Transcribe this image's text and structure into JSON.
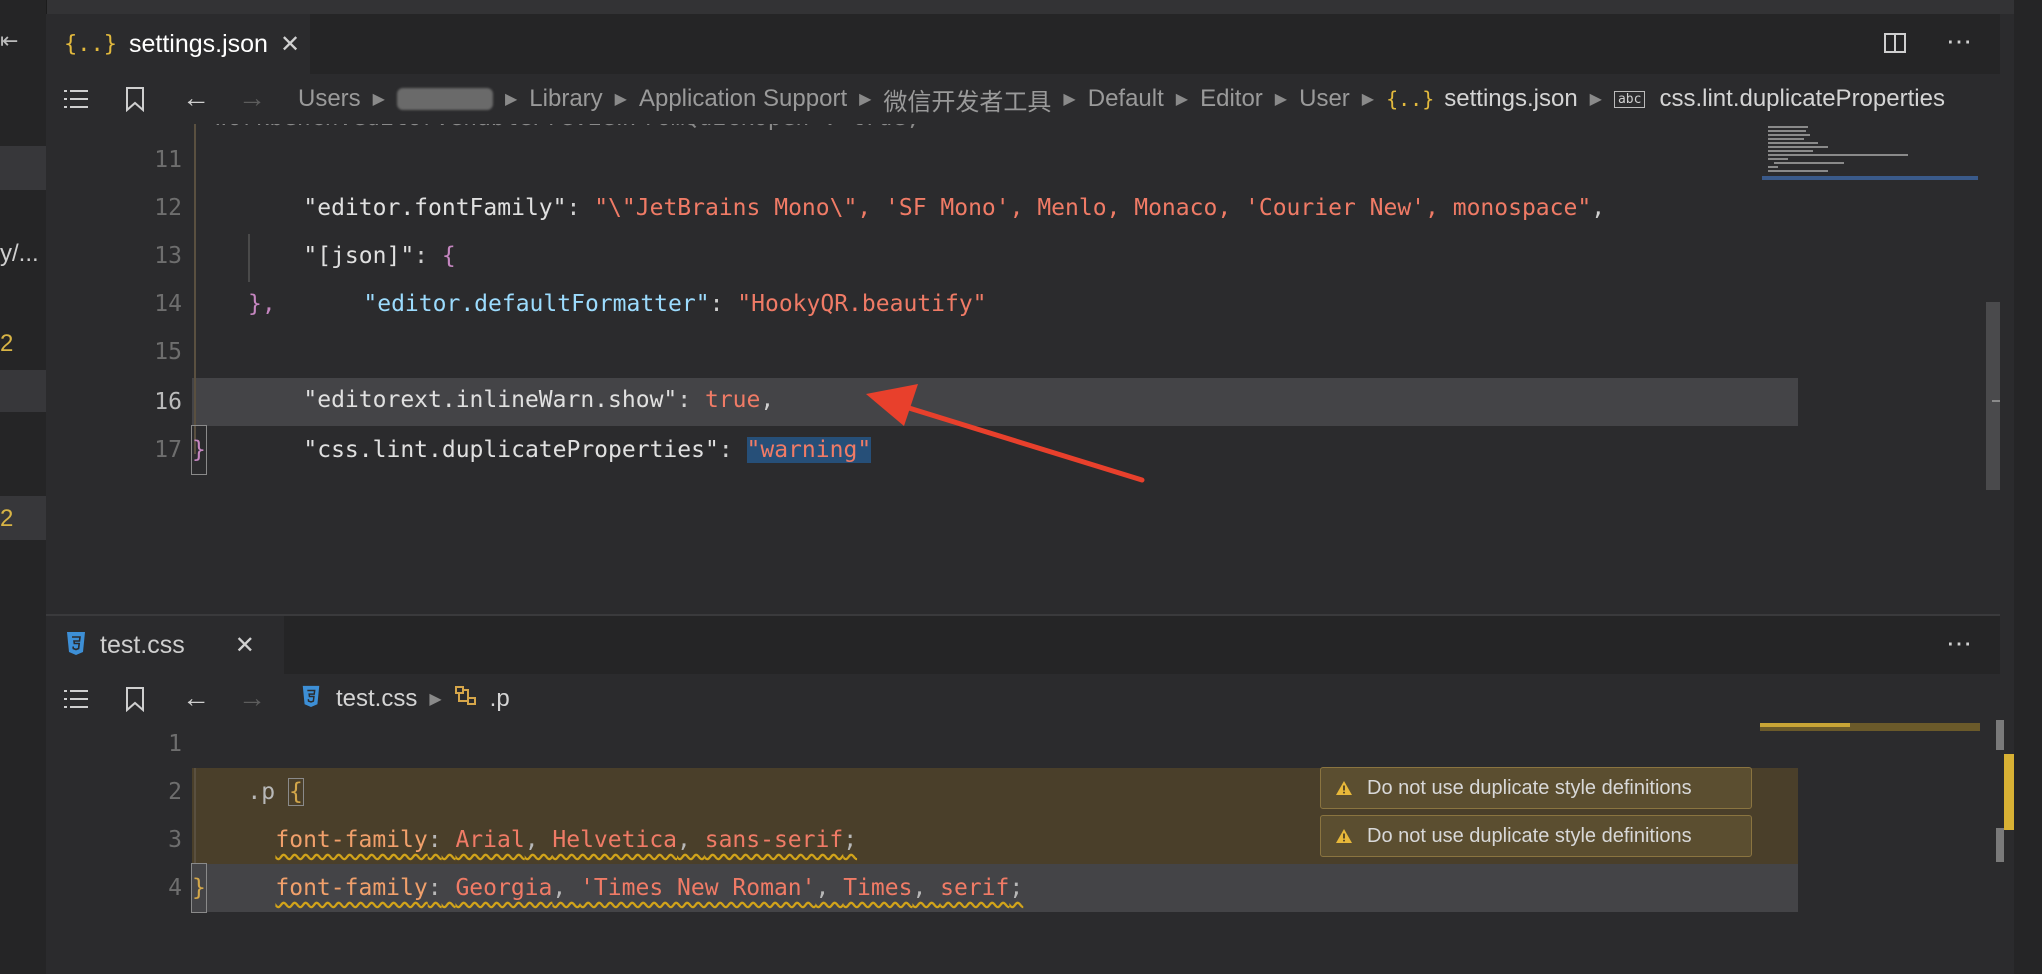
{
  "top_editor": {
    "tab": {
      "icon": "{..}",
      "label": "settings.json"
    },
    "breadcrumb": [
      "Users",
      "Library",
      "Application Support",
      "微信开发者工具",
      "Default",
      "Editor",
      "User"
    ],
    "breadcrumb_file": "settings.json",
    "breadcrumb_symbol_icon": "abc",
    "breadcrumb_symbol": "css.lint.duplicateProperties",
    "partial_line": "\"workbench.editor.enablePreviewFromQuickOpen\": true,",
    "lines": [
      {
        "n": "11",
        "key": "\"editor.fontFamily\"",
        "colon": ": ",
        "value": "\"\\\"JetBrains Mono\\\", 'SF Mono', Menlo, Monaco, 'Courier New', monospace\"",
        "end": ","
      },
      {
        "n": "12",
        "key": "\"[json]\"",
        "colon": ": ",
        "value": "{"
      },
      {
        "n": "13",
        "key": "\"editor.defaultFormatter\"",
        "colon": ": ",
        "value": "\"HookyQR.beautify\""
      },
      {
        "n": "14",
        "value": "},"
      },
      {
        "n": "15",
        "key": "\"editorext.inlineWarn.show\"",
        "colon": ": ",
        "value": "true",
        "end": ","
      },
      {
        "n": "16",
        "key": "\"css.lint.duplicateProperties\"",
        "colon": ": ",
        "quote": "\"",
        "value": "warning"
      },
      {
        "n": "17",
        "value": "}"
      }
    ]
  },
  "bottom_editor": {
    "tab": {
      "icon": "css3",
      "label": "test.css"
    },
    "breadcrumb_file": "test.css",
    "breadcrumb_symbol": ".p",
    "lines": [
      {
        "n": "1",
        "selector": ".p",
        "brace": "{"
      },
      {
        "n": "2",
        "prop": "font-family",
        "colon": ":",
        "vals": [
          "Arial",
          ", ",
          "Helvetica",
          ", ",
          "sans-serif"
        ],
        "semi": ";"
      },
      {
        "n": "3",
        "prop": "font-family",
        "colon": ":",
        "vals": [
          "Georgia",
          ", ",
          "'Times New Roman'",
          ", ",
          "Times",
          ", ",
          "serif"
        ],
        "semi": ";"
      },
      {
        "n": "4",
        "brace": "}"
      }
    ],
    "warnings": [
      "Do not use duplicate style definitions",
      "Do not use duplicate style definitions"
    ]
  },
  "sidebar_fragments": {
    "text1": "y/...",
    "badge1": "2",
    "badge2": "2"
  },
  "colors": {
    "accent_warning": "#e8b83a",
    "arrow": "#e8402c"
  }
}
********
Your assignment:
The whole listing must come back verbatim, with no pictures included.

Result of the task:
Transcribe this image's text and structure into JSON.
{
  "top_editor": {
    "tab": {
      "icon": "{..}",
      "label": "settings.json"
    },
    "breadcrumb": [
      "Users",
      "Library",
      "Application Support",
      "微信开发者工具",
      "Default",
      "Editor",
      "User"
    ],
    "breadcrumb_file": "settings.json",
    "breadcrumb_symbol_icon": "abc",
    "breadcrumb_symbol": "css.lint.duplicateProperties",
    "partial_line": "\"workbench.editor.enablePreviewFromQuickOpen\": true,",
    "lines": [
      {
        "n": "11",
        "key": "\"editor.fontFamily\"",
        "colon": ": ",
        "value": "\"\\\"JetBrains Mono\\\", 'SF Mono', Menlo, Monaco, 'Courier New', monospace\"",
        "end": ","
      },
      {
        "n": "12",
        "key": "\"[json]\"",
        "colon": ": ",
        "value": "{"
      },
      {
        "n": "13",
        "key": "\"editor.defaultFormatter\"",
        "colon": ": ",
        "value": "\"HookyQR.beautify\""
      },
      {
        "n": "14",
        "value": "},"
      },
      {
        "n": "15",
        "key": "\"editorext.inlineWarn.show\"",
        "colon": ": ",
        "value": "true",
        "end": ","
      },
      {
        "n": "16",
        "key": "\"css.lint.duplicateProperties\"",
        "colon": ": ",
        "quote": "\"",
        "value": "warning"
      },
      {
        "n": "17",
        "value": "}"
      }
    ]
  },
  "bottom_editor": {
    "tab": {
      "icon": "css3",
      "label": "test.css"
    },
    "breadcrumb_file": "test.css",
    "breadcrumb_symbol": ".p",
    "lines": [
      {
        "n": "1",
        "selector": ".p",
        "brace": "{"
      },
      {
        "n": "2",
        "prop": "font-family",
        "colon": ":",
        "vals": [
          "Arial",
          ", ",
          "Helvetica",
          ", ",
          "sans-serif"
        ],
        "semi": ";"
      },
      {
        "n": "3",
        "prop": "font-family",
        "colon": ":",
        "vals": [
          "Georgia",
          ", ",
          "'Times New Roman'",
          ", ",
          "Times",
          ", ",
          "serif"
        ],
        "semi": ";"
      },
      {
        "n": "4",
        "brace": "}"
      }
    ],
    "warnings": [
      "Do not use duplicate style definitions",
      "Do not use duplicate style definitions"
    ]
  },
  "sidebar_fragments": {
    "text1": "y/...",
    "badge1": "2",
    "badge2": "2"
  },
  "colors": {
    "accent_warning": "#e8b83a",
    "arrow": "#e8402c"
  }
}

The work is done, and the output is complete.